Reps. Moulton, Fitzpatrick, Dingell, and Morelle Introduce HEADs UP Act to Expand Coverage for Disability Care
WASHINGTON, D.C. — Today, Representatives Seth Moulton (D-MA), Brian Fitzpatrick (R-PA), Debbie Dingell (D-MI), and Joseph Morelle (D-NY) introduced the Healthcare Extension and Accessibility for Developmentally Disabled and Underserved Population (HEADs UP) Act of 2023.
The HEADs UP Act would direct the Health Services and Resources Administration (HRSA) to designate people with Intellectual and Developmental Disabilities (I/DD) as a Medically Underserved Population. The HSRA is the government agency that advocates for people who are cut off from quality healthcare by economics, geography or medical vulnerability.
“There are clear cracks in America’s healthcare system, and one example is the way we treat those among us who require the most complex care,” said Congressman Moulton. “Citizens with intellectual and developmental disabilities deserve quality treatment just like everyone else, and America has an obligation to provide that. We’ve come so far, but there is still more ground to cover. With this bill, we can expand healthcare resources to make them more available to these Americans. I look forward to working on a bipartisan basis to get this passed into law.”
“Over 7 million people in the United States have an intellectual or developmental disability and they are often met with hardship when it comes to meeting their complex medical needs,” said Congressman Fitzpatrick. “The bipartisan Healthcare Extension and Accessibility for Developmentally Disabled and Underserved Population (HEADs UP) Act will remove barriers to care that exist for the millions of Americans within the IDD community so that they can lead healthy lives.”
“All Americans should have access to health care that meets their personal needs and specific medical situation, but individuals with Intellectual and Developmental Disabilities who have complex needs often face barriers to receiving adequate specialized care,” said Congresswoman Dingell. “As co-chair of the Bipartisan Disabilities Caucus, I am committed to ensuring Americans with disabilities don’t get left behind or slip through the cracks in our healthcare system. The HEADs UP Act will expand access to resources for the IDD community to make it easier to get the support and care they deserve.”
“As the number of families impacted by intellectual and developmental disabilities continues to rise, we must ensure we are doing everything in our power to provide the support they need to reach their full potential,” said Congressman Joe Morelle. “I’m proud to sponsor this legislation to secure better care that will help our most vulnerable community members, who have gone underserved for too long.
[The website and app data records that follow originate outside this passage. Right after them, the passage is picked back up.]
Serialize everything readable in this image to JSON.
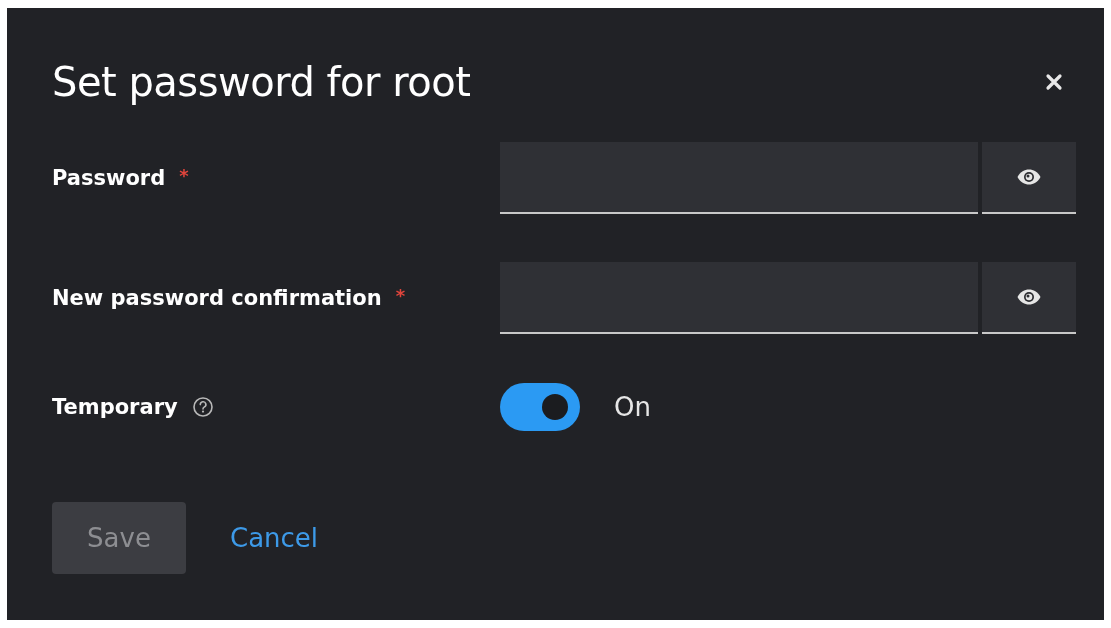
{
  "dialog": {
    "title": "Set password for root"
  },
  "fields": [
    {
      "kind": "password",
      "label": "Password",
      "required": true
    },
    {
      "kind": "password",
      "label": "New password confirmation",
      "required": true
    },
    {
      "kind": "switch",
      "label": "Temporary",
      "help": true,
      "on": true,
      "state_label": "On"
    }
  ],
  "required_mark": "*",
  "buttons": [
    {
      "kind": "primary",
      "label": "Save",
      "disabled": true
    },
    {
      "kind": "link",
      "label": "Cancel",
      "disabled": false
    }
  ]
}
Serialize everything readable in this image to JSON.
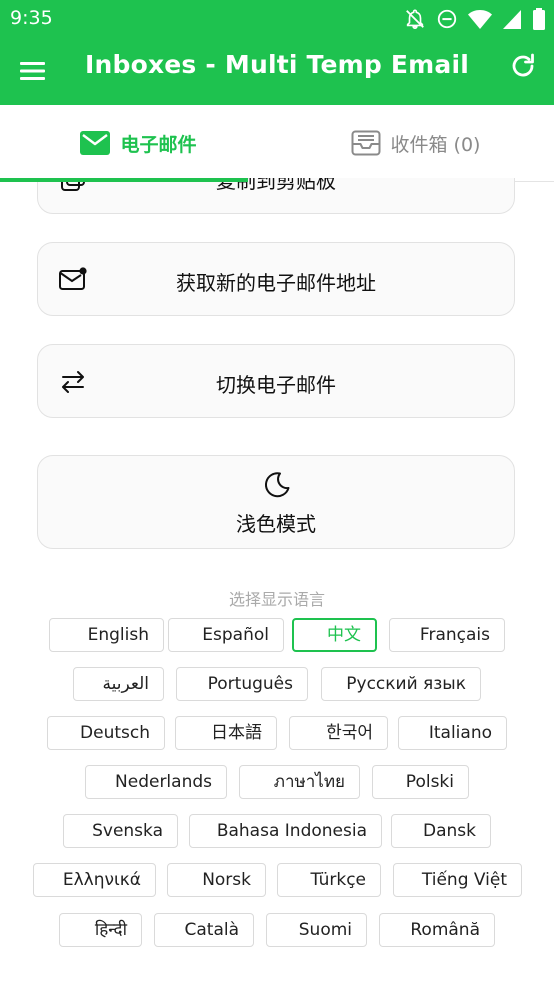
{
  "status_bar": {
    "time": "9:35",
    "icons": [
      "notifications-off-icon",
      "do-not-disturb-icon",
      "wifi-icon",
      "cell-signal-icon",
      "battery-icon"
    ]
  },
  "app_bar": {
    "title": "Inboxes - Multi Temp Email",
    "menu_icon": "hamburger-menu-icon",
    "refresh_icon": "refresh-icon"
  },
  "tabs": [
    {
      "label": "电子邮件",
      "icon": "envelope-icon",
      "active": true
    },
    {
      "label": "收件箱 (0)",
      "icon": "inbox-tray-icon",
      "active": false
    }
  ],
  "actions": {
    "copy_label": "复制到剪贴板",
    "new_email_label": "获取新的电子邮件地址",
    "switch_email_label": "切换电子邮件",
    "theme_label": "浅色模式"
  },
  "language_section": {
    "label": "选择显示语言",
    "selected": "中文",
    "languages": [
      "English",
      "Español",
      "中文",
      "Français",
      "العربية",
      "Português",
      "Русский язык",
      "Deutsch",
      "日本語",
      "한국어",
      "Italiano",
      "Nederlands",
      "ภาษาไทย",
      "Polski",
      "Svenska",
      "Bahasa Indonesia",
      "Dansk",
      "Ελληνικά",
      "Norsk",
      "Türkçe",
      "Tiếng Việt",
      "हिन्दी",
      "Català",
      "Suomi",
      "Română"
    ]
  },
  "colors": {
    "brand_green": "#1ec24f",
    "card_border": "#e2e2e2",
    "muted_text": "#aaaaaa"
  }
}
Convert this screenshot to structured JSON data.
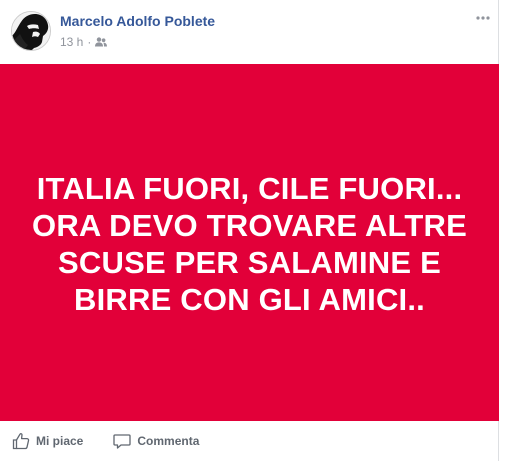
{
  "post": {
    "author": "Marcelo Adolfo Poblete",
    "timestamp": "13 h",
    "separator": "·",
    "audience_icon": "friends-icon",
    "menu_icon": "more-options-icon",
    "banner": {
      "background_color": "#e20039",
      "text_color": "#ffffff",
      "text": "ITALIA FUORI, CILE FUORI...\nORA DEVO TROVARE ALTRE\nSCUSE PER SALAMINE E\nBIRRE CON GLI AMICI.."
    },
    "actions": {
      "like_label": "Mi piace",
      "comment_label": "Commenta"
    }
  }
}
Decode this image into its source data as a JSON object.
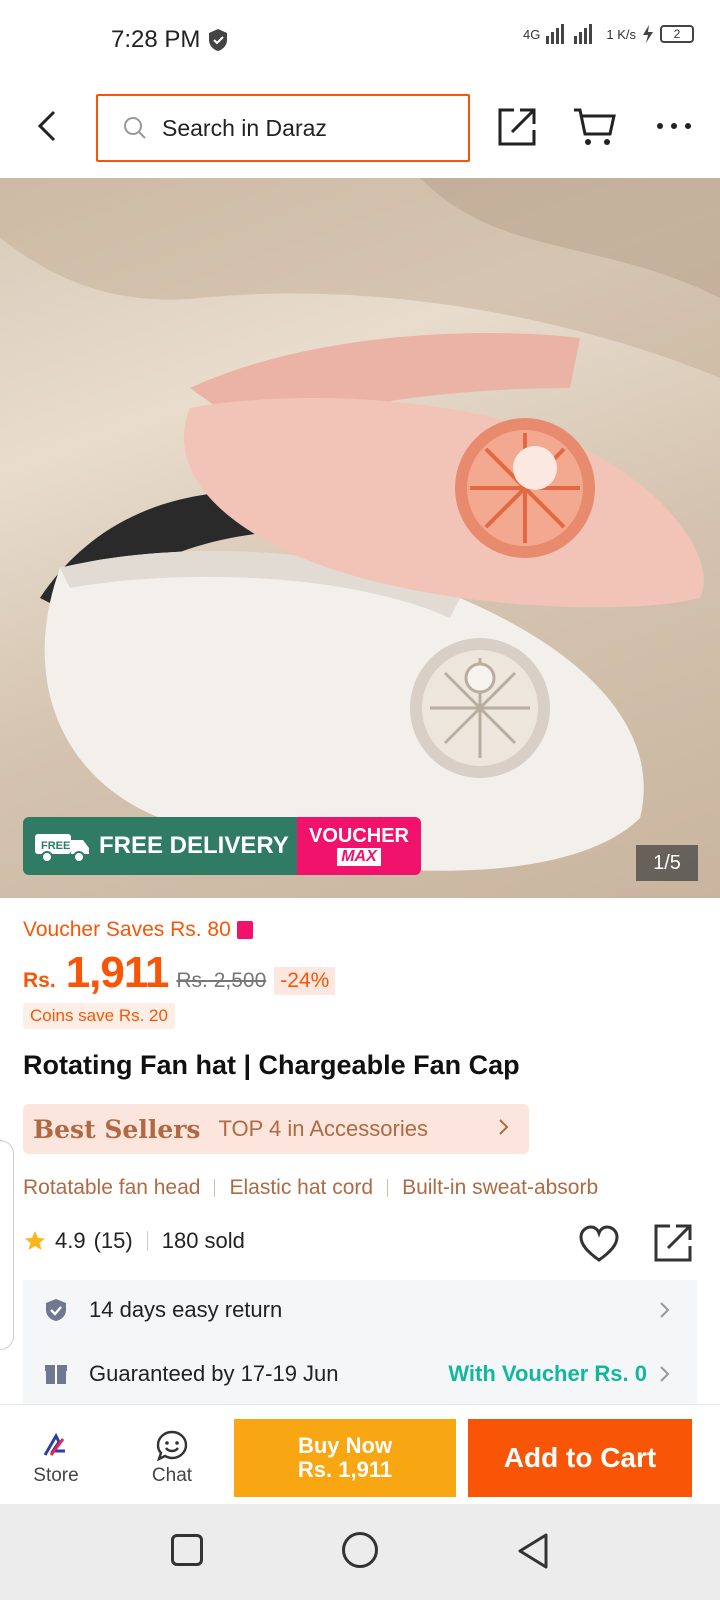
{
  "status_bar": {
    "time": "7:28 PM",
    "network": "4G",
    "speed": "1 K/s",
    "battery": "2"
  },
  "header": {
    "search_placeholder": "Search in Daraz"
  },
  "gallery": {
    "promo_free_delivery": "FREE DELIVERY",
    "promo_truck_tag": "FREE",
    "promo_voucher_line1": "VOUCHER",
    "promo_voucher_line2": "MAX",
    "image_counter": "1/5"
  },
  "pricing": {
    "voucher_saves": "Voucher Saves Rs. 80",
    "currency": "Rs.",
    "price": "1,911",
    "original_price": "Rs. 2,500",
    "discount": "-24%",
    "coins_save": "Coins save Rs. 20"
  },
  "product": {
    "title": "Rotating Fan hat | Chargeable Fan Cap",
    "best_sellers_title": "Best Sellers",
    "best_sellers_rank": "TOP 4 in Accessories",
    "features": [
      "Rotatable fan head",
      "Elastic hat cord",
      "Built-in sweat-absorb"
    ],
    "rating": "4.9",
    "reviews": "(15)",
    "sold": "180 sold"
  },
  "services": {
    "return_text": "14 days easy return",
    "delivery_text": "Guaranteed by 17-19 Jun",
    "delivery_voucher": "With Voucher Rs. 0"
  },
  "bottom_bar": {
    "store_label": "Store",
    "chat_label": "Chat",
    "buy_now_line1": "Buy Now",
    "buy_now_line2": "Rs. 1,911",
    "add_to_cart": "Add to Cart"
  },
  "colors": {
    "brand_orange": "#f85606",
    "buy_now_yellow": "#f8a611",
    "promo_green": "#2f7b63",
    "promo_pink": "#f0126b",
    "voucher_green": "#12b89c"
  }
}
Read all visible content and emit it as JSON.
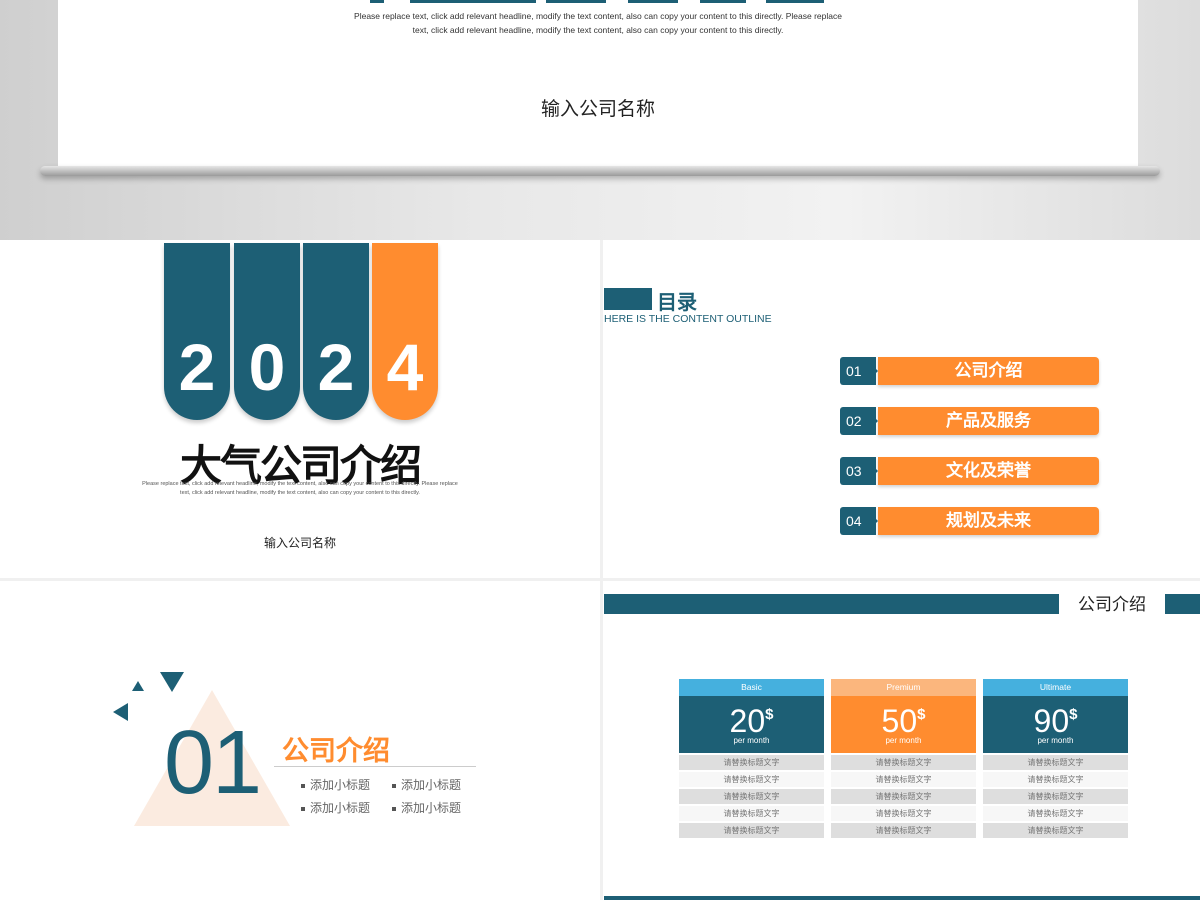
{
  "colors": {
    "teal": "#1d5f75",
    "orange": "#ff8c2f",
    "sky": "#45b0de",
    "peach": "#fbb67d"
  },
  "hero": {
    "desc_lines": [
      "Please replace text, click add relevant headline, modify the text content, also can copy your content to this directly. Please replace",
      "text, click add relevant headline, modify the text content, also can copy your content to this directly."
    ],
    "company": "输入公司名称"
  },
  "slide1": {
    "digits": [
      "2",
      "0",
      "2",
      "4"
    ],
    "title": "大气公司介绍",
    "desc_lines": [
      "Please replace text, click add relevant headline, modify the text content, also can copy your content to this directly. Please replace",
      "text, click add relevant headline, modify the text content, also can copy your content to this directly."
    ],
    "company": "输入公司名称"
  },
  "slide2": {
    "heading": "目录",
    "subheading": "HERE IS THE CONTENT OUTLINE",
    "items": [
      {
        "num": "01",
        "label": "公司介绍"
      },
      {
        "num": "02",
        "label": "产品及服务"
      },
      {
        "num": "03",
        "label": "文化及荣誉"
      },
      {
        "num": "04",
        "label": "规划及未来"
      }
    ]
  },
  "slide3": {
    "number": "01",
    "title": "公司介绍",
    "subtitles": [
      "添加小标题",
      "添加小标题",
      "添加小标题",
      "添加小标题"
    ]
  },
  "slide4": {
    "title": "公司介绍",
    "plans": [
      {
        "tier": "Basic",
        "price": "20",
        "currency": "$",
        "period": "per month",
        "rows": [
          "请替换标题文字",
          "请替换标题文字",
          "请替换标题文字",
          "请替换标题文字",
          "请替换标题文字"
        ]
      },
      {
        "tier": "Premium",
        "price": "50",
        "currency": "$",
        "period": "per month",
        "rows": [
          "请替换标题文字",
          "请替换标题文字",
          "请替换标题文字",
          "请替换标题文字",
          "请替换标题文字"
        ]
      },
      {
        "tier": "Ultimate",
        "price": "90",
        "currency": "$",
        "period": "per month",
        "rows": [
          "请替换标题文字",
          "请替换标题文字",
          "请替换标题文字",
          "请替换标题文字",
          "请替换标题文字"
        ]
      }
    ]
  }
}
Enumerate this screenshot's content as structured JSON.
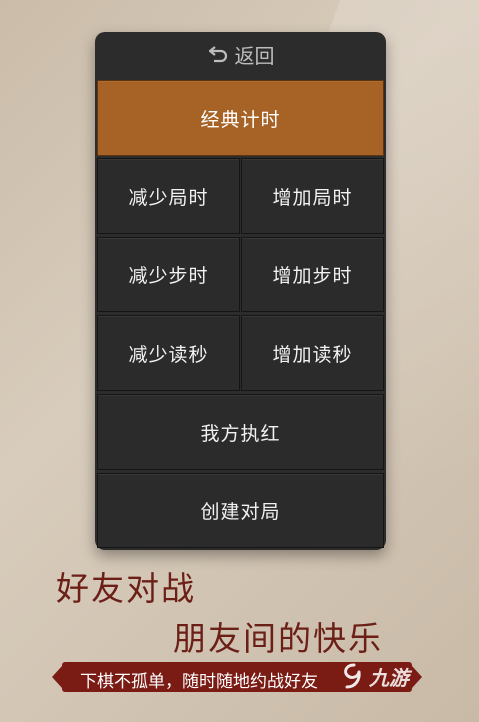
{
  "header": {
    "back_label": "返回"
  },
  "buttons": {
    "classic_timing": "经典计时",
    "decrease_game_time": "减少局时",
    "increase_game_time": "增加局时",
    "decrease_step_time": "减少步时",
    "increase_step_time": "增加步时",
    "decrease_countdown": "减少读秒",
    "increase_countdown": "增加读秒",
    "play_red": "我方执红",
    "create_game": "创建对局"
  },
  "promo": {
    "line1": "好友对战",
    "line2": "朋友间的快乐",
    "ribbon": "下棋不孤单，随时随地约战好友"
  },
  "watermark": {
    "text": "九游",
    "icon": "nine-game-logo-icon"
  },
  "colors": {
    "accent": "#a76326",
    "panel": "#2c2c2c",
    "promo_text": "#6b1f16",
    "ribbon": "#7a1b14"
  }
}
I look forward to working alongside my colleagues to pass this bipartisan legislation and help ensure those with different abilities can lead happy, healthy lives.”
The change in designation would give Americans with Intellectual and Developmental Disabilities access to new primary care and specialist services, incentivize new research, and authorize more favorable reimbursement rates for providers who treat Americans with Intellectual and Developmental Disabilities.
The “Medically Underserved” designation was created with the passage of the Health Centers Consolidation Act of 1996. Despite years of advocacy and clear evidence that people with Intellectual and Developmental Disabilities are underserved, Congress has failed to provide them with the legal designation. Doing so would open up more than 25 government programs for the I/DD population across agencies including the Health Services and Resources Administration.
These programs include:
- Federal funding for health centers and public health infrastructure such as Federally Qualified Health Centers
- Eligibility to apply for federal funding to develop and operate Community Health Centers
- Access to loan repayment and training programs in HRSA’s Workforce Development and Training Programs including national Health Service Corps Scholarships
- Incentives for physicians to treat this population through higher CMS reimbursement rates for services delivered in Health Professional Shortage Areas, a designation closely related to medically underserved populations
- Preference given to federal research studying medically underserved populations, including through the National Institutes of Health